I saw via the beijinger today that Mark Zuckerberg is in Beijing and posted on Facebook that he ran through Tiananmen square down to the Temple of Heaven park at a time when the pollution level was hazardous at 337. This post from the beijinger (and numerous comments on Mark’s FB wall) reminded me of two things: first, how I myself have run that route (more or less) as part of a running competition and, more grimly, how one can possibly run in that kind of pollution when it obviously is dangerous and puts a damper on distance running in general. I’ll discuss the race in this post because I think it’s a unique experience, and in a later post I’ll talk about my own experiences running in Beijing’s notorious pollution.*
One morning in mid-April 2011 I headed down to Tiananmen to meet some of my running group buddies for the annual “Beijing International Running Festival.” I didn’t know it at the time, but I later discovered when doing my research that the event itself has existed in some form or another since 1956 (more information in Chinese). In fact, I had come across this event (and photos of it) on occasion without even realizing it. According to the 1949-1962 China Sports Yearbook (Zhongguo tiyu nianjian 1949-1962, Beijing: Renmin tiyu chubanshe, 1964, p. 56), the first race was held on February 15, 1956, covered a 12K route, and had 1,400 participants. The fact that the race used to be held earlier in the season – it seems that it used to coincide with the Spring Festival, i.e. Chinese New Year – explains why most photos I’ve come across show participants running on snowy streets and wearing sweats and gloves, such as these two from Xin tiyu magazine in 1957 (top) and 1960 (bottom) :
But in the 2011 version, L, Swedish distance runner extraordinaire, stood up on a stage in the square wearing his pink shorts and led a group exercise routine based on Heyrobics (they’ve since done similar things for the Beijing Marathon and other events, but I think this may have been a first). My running group – of which L was technically a part – then ran the 10K event, a route that took us from Tiananmen square, down past Temple of Heaven park, to the Xiannongtan stadium. This lovely .gif from the Beijing public security bureau shows the approximate route:

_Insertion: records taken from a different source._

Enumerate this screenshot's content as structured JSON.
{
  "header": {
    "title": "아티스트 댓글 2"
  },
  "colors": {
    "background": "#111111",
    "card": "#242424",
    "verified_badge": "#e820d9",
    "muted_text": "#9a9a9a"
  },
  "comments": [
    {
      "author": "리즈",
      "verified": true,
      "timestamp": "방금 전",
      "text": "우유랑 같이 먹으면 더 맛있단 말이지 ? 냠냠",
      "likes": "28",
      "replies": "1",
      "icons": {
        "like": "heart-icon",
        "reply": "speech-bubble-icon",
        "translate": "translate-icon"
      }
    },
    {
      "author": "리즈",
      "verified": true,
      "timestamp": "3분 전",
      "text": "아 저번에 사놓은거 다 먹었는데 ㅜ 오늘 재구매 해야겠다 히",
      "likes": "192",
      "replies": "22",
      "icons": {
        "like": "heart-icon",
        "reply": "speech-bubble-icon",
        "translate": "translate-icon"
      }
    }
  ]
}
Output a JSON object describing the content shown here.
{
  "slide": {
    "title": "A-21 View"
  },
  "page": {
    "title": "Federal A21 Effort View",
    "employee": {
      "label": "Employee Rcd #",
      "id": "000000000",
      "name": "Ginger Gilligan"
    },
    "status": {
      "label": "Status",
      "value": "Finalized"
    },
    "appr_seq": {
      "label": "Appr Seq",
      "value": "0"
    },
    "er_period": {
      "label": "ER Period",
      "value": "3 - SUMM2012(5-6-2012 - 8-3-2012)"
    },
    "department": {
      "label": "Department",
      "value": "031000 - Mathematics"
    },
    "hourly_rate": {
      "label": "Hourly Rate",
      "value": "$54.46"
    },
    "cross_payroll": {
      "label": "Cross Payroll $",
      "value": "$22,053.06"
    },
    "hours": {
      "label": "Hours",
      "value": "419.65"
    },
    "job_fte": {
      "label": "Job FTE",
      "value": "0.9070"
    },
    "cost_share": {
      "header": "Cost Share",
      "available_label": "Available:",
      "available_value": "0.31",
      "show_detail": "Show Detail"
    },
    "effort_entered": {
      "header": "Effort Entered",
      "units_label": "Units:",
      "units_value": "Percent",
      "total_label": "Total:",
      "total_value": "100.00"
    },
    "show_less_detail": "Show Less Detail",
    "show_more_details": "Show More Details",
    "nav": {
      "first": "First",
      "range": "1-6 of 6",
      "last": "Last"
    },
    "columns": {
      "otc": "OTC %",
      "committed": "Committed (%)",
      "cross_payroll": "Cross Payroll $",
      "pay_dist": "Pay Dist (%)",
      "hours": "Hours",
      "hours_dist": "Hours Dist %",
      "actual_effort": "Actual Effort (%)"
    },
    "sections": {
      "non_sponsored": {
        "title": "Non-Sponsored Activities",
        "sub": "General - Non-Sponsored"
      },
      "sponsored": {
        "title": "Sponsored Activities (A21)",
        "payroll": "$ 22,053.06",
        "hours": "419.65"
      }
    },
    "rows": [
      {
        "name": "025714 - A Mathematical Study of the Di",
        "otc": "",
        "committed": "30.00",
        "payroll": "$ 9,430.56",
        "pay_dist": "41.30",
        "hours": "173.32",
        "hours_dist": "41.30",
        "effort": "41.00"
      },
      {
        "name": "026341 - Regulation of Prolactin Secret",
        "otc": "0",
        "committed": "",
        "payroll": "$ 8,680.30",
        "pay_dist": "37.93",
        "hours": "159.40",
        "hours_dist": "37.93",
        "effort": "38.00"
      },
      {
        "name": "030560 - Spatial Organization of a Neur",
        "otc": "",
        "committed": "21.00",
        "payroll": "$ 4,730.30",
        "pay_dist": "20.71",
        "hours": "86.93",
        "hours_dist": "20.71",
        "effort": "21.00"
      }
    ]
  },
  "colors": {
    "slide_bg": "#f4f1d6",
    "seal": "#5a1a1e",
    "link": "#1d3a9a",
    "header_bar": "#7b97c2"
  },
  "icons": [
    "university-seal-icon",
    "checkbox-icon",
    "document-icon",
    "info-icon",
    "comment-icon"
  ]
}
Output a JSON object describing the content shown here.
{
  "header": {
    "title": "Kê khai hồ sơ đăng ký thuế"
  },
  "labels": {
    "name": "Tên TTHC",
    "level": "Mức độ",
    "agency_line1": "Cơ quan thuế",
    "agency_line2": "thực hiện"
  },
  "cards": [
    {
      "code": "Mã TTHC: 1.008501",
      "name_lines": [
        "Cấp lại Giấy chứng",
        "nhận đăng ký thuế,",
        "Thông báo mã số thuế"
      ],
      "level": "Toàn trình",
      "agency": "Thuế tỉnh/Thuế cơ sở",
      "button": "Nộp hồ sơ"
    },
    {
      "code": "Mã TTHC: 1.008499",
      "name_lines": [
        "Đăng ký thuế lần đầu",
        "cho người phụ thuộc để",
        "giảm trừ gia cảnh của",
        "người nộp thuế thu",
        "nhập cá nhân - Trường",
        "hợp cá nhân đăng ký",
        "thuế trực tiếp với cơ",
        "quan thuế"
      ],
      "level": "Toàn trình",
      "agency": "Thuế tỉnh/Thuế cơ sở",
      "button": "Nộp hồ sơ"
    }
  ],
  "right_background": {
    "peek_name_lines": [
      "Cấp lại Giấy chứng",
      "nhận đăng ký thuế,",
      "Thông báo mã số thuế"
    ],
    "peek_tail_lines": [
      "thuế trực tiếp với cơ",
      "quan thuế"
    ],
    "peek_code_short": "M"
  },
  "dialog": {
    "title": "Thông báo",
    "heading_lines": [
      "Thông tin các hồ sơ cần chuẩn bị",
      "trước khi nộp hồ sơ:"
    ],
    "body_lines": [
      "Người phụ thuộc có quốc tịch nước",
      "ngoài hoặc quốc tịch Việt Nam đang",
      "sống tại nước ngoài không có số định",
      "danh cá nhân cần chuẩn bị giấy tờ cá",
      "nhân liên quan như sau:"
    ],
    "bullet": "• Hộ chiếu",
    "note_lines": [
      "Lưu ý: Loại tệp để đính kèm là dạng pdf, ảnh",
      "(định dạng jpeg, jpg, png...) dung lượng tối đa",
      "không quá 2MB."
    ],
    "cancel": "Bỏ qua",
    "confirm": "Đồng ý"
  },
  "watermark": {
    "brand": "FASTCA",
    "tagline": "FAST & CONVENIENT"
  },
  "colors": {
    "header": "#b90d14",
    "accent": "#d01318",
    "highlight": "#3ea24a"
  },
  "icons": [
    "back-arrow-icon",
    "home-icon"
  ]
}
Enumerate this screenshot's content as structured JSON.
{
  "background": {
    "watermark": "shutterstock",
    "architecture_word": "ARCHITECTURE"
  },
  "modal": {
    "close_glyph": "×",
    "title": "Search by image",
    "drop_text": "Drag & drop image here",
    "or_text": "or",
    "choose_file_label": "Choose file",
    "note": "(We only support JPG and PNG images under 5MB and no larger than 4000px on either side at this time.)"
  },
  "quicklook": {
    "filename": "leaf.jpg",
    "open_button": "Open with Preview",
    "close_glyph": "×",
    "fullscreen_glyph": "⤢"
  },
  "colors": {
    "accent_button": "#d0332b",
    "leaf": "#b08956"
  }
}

The few memories I have of running this event five years ago are the kind I like to recount for their oddity, at least when comparing them to running competitions I’ve participated in anywhere else in the world. The start of the event was unclear. I remember standing around in a mass of people and suddenly people began to move – this was about ten minutes before the official start time. As I trotted along with my likewise confused running buddies, I shouted out in Chinese something like “Did we start already?” and got a swift response from an official on the sidelines of “Yes! Add oil!” And so that’s how we began the 10K. (I remember L said something about scrambling off stage after leading Heyrobics to put his running shoes on because he too was caught off guard.) What I next remember is that as we looped around the mausoleum and monument in the middle, several runners very obviously hopped barriers to get ahead of other competitors. Race officials on the sidelines ran after them waving their arms and shouting “Bu xing, bu xing!!!” (not OK) but it was too late. They had successfully sprinted ahead and cut a few hundred meters off their races. (I was later told by a Beijinger that one reason for this could be that the race results are used by some towards fulfilling some kind of physical education criteria at high schools and universities, but I can’t confirm that.) Then there was the course itself. I ran most of it on my own, although I did have a lot of men over the age of 50 running next to me most the time, many of whom seemed surprised that I could strike up a conversation with them in Chinese. They, and many smiling spectators, shouted the familiar “Add oil!” I had become used to as a runner in Beijing. There was also something I had never seen when racing before in China: army officers with stoic faces lining many of the avenues. I often wonder about their purpose — were they protecting runners from the horrendous traffic in central Beijing or potentially rowdy spectators? Or were they there to stop anyone who thought it might be a good opportunity to start a protest? One never really knows in Beijing.
The finish line itself was a non-event for me, except for the fact that it was in the historically significant Xiannongtan stadium. Initially built during the Republican period, I knew from my research that the stadium had been heavily used until the Beijing Workers’ Stadium opened in 1959. … In this race I finished somewhere under 50 minutes but nowhere near the top competition. I was handed a water bottle and that was it. Unfortunately, I don’t have any personal photos from 2011, but a quick Google search shows that many others have taken photos of the event and Getty has since put images online of the 2015 edition. (Photos from 2011 are recognizable for the puking-green colored t-shirts with the li-ning logo on them that we all received in the goodie bag.) But given the history and route of this event, and the fact that someone else went through the pains to register our group, I feel privileged in retrospect to have been given the chance to run in it at all.
*This is not a post where I discuss why I think Zuckerberg ran through Tiananmen to begin with. There’s enough online about that already and frankly I could care less about why he chose to do it. These two posts are related specifically to my own experiences running in central Beijing.